- Günter Irmscher: Ornament in Europe 1400–2000 , Cologne 2005, with a thorough bibliography
- Alois Riegl: Questions of style, foundations for a history of ornamentation , Berlin 1893 ( digitized version )
- Günther Binding, Architectural Forms , Darmstadt 1980, 2nd edition Darmstadt 1987, 3rd unchanged edition Darmstadt 1995.
- Duden | Ornamentation | Spelling, meaning, definition, origin. Retrieved November 7, 2019 .
- Hans Weigert: Blatt, Blattwerk , in: Reallexikon zur Deutschen Kunstgeschichte , Vol. II (1941), Sp. 834–855; in: RDK Labor (accessed on July 23, 2019)
- Hanno-Walter Kruft: History of the Theory of Architecture, CHBeck-Verlag, Munich 2013, pp. 20-30.
- Hans Martin Sutermeister . The ornament. In: Of dance, music and other beautiful things: Psychological chats. Hans Huber Verlag , Bern 1944. p. 59.
- The world's most extensive database for ornamental engravings (MAK, Vienna; UPM, Prague; and Berlin Art Library)
- Geometric ornaments from the architecture of India (by Dr. Bernhard Peter)
- Helmut Pfotenhauer, Classicism as the beginning of modernity? Thoughts on Karl Philipp Moritz and his ornament theory
- Klaus Heitmann: Ornament a crime?
- Ornament: theory and construction

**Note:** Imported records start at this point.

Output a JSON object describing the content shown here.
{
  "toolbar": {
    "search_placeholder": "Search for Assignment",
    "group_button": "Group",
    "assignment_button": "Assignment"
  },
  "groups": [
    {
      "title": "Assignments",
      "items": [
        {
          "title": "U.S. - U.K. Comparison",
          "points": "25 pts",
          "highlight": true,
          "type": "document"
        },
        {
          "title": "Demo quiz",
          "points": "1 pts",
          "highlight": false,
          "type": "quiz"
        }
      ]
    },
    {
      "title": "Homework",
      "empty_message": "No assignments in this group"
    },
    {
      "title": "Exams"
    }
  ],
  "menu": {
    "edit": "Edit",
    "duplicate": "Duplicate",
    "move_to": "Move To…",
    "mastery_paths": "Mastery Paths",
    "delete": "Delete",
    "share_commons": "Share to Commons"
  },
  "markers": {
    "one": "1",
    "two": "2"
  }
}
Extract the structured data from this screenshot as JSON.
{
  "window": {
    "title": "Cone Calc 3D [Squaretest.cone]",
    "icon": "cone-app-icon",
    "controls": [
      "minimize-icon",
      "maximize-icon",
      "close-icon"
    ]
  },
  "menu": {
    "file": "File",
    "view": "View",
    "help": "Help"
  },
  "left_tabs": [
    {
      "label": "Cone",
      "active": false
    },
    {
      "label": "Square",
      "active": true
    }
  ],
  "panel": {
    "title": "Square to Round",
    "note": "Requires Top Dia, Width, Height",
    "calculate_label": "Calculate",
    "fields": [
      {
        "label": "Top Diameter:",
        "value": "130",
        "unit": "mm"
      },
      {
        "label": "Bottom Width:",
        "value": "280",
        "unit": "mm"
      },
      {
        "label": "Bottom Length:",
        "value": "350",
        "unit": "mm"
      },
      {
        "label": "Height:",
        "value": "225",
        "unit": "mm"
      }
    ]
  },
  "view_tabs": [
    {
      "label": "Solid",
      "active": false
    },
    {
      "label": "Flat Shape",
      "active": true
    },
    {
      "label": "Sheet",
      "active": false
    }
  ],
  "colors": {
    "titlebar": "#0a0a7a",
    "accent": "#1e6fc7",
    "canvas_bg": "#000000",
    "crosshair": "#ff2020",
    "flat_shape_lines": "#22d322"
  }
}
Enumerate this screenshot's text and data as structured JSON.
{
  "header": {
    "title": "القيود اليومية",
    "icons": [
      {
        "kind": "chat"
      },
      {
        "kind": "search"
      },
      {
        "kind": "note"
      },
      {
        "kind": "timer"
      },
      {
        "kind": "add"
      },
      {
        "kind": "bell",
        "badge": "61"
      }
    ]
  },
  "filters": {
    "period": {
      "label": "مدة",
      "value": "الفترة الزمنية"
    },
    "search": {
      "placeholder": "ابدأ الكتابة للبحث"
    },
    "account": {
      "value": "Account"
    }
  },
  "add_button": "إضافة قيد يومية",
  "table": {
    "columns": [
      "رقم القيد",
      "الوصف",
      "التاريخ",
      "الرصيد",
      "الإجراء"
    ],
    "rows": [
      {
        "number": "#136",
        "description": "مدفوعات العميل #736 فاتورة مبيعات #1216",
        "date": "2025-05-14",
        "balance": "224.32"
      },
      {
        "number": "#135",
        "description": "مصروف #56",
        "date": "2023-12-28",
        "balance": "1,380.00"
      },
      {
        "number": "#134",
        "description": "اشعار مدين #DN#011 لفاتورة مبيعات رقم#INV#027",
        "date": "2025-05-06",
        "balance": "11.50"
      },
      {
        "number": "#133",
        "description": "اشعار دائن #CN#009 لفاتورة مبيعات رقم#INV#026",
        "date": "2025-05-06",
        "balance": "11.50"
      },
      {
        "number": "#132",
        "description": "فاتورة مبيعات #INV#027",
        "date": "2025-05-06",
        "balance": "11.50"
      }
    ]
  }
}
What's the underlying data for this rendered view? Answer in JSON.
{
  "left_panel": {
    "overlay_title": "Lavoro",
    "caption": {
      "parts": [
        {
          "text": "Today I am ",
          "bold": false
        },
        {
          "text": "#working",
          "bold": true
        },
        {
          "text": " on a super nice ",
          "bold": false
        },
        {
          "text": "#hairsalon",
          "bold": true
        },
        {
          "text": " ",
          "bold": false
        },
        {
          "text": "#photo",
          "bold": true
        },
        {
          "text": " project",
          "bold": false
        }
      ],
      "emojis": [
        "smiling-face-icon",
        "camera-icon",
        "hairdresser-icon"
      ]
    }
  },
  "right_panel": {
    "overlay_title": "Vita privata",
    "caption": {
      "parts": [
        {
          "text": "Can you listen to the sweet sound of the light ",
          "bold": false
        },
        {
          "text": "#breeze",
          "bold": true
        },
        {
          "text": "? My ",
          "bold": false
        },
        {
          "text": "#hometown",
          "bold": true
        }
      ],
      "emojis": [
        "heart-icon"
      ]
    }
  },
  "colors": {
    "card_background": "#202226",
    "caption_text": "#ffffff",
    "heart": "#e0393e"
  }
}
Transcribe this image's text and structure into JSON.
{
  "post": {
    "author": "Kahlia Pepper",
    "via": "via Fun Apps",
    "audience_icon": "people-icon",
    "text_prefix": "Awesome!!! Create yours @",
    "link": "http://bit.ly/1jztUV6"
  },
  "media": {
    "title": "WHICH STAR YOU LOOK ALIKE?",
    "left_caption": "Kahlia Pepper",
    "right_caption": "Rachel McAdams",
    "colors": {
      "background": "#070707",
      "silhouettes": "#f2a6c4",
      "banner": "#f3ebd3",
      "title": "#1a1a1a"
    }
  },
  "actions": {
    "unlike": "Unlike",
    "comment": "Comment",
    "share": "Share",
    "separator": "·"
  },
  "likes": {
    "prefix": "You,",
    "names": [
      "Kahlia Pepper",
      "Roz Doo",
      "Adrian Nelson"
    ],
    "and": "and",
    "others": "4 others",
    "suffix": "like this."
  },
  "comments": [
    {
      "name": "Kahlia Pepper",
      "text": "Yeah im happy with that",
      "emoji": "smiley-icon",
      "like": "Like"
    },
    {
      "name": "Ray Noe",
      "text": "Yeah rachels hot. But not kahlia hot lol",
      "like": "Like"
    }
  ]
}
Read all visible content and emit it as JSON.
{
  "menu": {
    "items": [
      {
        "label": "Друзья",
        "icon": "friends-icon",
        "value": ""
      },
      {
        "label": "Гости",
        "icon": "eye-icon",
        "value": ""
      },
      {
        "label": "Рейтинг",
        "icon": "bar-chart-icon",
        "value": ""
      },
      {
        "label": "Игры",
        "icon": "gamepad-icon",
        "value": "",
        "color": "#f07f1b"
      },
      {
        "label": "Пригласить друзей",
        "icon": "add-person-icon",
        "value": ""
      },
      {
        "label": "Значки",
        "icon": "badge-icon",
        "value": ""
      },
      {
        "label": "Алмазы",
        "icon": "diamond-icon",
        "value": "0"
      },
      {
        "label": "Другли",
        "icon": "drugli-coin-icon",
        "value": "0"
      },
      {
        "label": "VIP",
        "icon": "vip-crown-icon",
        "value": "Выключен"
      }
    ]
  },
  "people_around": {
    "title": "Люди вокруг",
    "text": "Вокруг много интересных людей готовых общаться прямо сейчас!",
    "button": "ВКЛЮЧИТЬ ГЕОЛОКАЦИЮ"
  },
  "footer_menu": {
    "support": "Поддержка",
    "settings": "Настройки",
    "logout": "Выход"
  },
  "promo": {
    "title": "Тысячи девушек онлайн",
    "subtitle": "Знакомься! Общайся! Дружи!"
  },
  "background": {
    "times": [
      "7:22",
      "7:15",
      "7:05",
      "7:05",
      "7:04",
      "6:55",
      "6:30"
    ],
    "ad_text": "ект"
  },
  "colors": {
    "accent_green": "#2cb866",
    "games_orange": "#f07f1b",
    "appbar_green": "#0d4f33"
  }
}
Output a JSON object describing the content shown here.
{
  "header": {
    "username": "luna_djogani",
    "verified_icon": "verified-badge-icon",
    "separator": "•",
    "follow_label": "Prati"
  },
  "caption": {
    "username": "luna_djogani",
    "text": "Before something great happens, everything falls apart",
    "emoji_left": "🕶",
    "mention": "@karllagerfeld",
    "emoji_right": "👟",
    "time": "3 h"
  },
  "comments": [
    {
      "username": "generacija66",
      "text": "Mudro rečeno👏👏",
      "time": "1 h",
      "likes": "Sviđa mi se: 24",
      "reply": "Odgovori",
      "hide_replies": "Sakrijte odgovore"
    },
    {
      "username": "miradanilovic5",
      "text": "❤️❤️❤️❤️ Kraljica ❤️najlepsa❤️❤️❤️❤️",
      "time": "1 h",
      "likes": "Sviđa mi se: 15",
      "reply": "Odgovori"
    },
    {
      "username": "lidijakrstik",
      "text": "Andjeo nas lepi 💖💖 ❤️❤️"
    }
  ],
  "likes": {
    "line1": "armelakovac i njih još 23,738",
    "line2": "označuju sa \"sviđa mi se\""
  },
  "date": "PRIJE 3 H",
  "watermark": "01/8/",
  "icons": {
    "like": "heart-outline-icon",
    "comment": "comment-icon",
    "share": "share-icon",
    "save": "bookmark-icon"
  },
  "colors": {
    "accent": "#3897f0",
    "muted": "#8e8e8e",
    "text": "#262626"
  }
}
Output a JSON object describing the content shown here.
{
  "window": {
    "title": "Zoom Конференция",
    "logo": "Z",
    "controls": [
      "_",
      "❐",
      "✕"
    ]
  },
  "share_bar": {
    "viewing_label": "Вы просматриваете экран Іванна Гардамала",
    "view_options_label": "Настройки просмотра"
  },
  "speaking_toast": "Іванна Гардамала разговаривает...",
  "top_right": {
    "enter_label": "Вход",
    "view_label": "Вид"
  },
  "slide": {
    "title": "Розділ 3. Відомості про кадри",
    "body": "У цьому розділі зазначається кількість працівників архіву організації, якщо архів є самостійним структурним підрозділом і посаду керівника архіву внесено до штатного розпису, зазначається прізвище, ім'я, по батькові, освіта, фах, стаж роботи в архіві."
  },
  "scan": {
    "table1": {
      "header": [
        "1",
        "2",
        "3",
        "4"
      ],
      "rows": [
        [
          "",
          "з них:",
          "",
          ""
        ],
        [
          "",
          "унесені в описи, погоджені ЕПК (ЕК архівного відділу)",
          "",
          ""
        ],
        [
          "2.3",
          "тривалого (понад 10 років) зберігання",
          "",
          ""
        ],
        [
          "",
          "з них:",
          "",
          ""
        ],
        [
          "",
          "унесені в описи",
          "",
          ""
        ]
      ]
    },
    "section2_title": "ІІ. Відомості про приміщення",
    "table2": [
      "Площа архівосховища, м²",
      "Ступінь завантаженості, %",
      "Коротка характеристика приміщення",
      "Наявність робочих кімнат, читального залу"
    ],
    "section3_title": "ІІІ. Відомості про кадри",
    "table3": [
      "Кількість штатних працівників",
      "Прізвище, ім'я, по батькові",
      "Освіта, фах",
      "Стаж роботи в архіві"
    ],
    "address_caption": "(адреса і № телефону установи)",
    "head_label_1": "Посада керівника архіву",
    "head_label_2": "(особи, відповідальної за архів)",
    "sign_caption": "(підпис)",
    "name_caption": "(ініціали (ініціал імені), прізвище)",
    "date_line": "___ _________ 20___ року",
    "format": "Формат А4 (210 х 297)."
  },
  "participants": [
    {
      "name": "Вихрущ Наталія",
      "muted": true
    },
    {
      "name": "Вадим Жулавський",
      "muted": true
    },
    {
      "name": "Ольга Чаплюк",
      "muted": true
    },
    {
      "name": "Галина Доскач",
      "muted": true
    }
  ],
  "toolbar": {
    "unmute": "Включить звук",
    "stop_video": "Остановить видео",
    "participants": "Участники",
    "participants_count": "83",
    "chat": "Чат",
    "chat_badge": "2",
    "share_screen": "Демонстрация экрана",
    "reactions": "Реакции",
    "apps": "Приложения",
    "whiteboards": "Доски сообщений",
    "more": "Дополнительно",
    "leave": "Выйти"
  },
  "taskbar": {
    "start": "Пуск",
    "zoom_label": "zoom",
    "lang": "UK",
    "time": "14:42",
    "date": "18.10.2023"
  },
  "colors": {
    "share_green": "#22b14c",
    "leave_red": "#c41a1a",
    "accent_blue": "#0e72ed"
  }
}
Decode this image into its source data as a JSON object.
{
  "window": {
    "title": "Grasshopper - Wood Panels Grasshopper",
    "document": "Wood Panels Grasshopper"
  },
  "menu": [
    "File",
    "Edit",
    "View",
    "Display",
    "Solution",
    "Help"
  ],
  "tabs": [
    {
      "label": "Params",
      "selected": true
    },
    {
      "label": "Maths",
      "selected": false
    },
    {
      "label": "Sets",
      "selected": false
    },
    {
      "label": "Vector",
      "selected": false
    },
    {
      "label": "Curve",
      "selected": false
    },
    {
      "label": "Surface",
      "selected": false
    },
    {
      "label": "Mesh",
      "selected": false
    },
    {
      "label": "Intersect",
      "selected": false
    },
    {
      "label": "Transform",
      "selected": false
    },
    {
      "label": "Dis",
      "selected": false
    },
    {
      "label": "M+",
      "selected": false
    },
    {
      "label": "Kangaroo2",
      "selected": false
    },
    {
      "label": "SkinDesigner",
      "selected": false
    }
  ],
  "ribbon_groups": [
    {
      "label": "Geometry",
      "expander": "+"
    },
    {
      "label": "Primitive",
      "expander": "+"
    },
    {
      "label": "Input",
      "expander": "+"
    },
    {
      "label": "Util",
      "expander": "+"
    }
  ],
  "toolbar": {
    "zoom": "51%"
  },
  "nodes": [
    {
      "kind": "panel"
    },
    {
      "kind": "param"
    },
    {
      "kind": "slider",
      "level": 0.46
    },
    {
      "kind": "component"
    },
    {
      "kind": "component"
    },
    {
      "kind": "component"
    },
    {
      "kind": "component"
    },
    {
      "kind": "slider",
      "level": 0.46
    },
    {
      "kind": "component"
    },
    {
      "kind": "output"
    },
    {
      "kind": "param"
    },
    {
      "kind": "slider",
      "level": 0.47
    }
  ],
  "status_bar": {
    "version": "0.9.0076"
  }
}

- The power of ornament. The curator Sabine B. Vogel on ornament in contemporary art. Video on the occasion of the exhibition in the Belvedere. (Video by CastYourArt)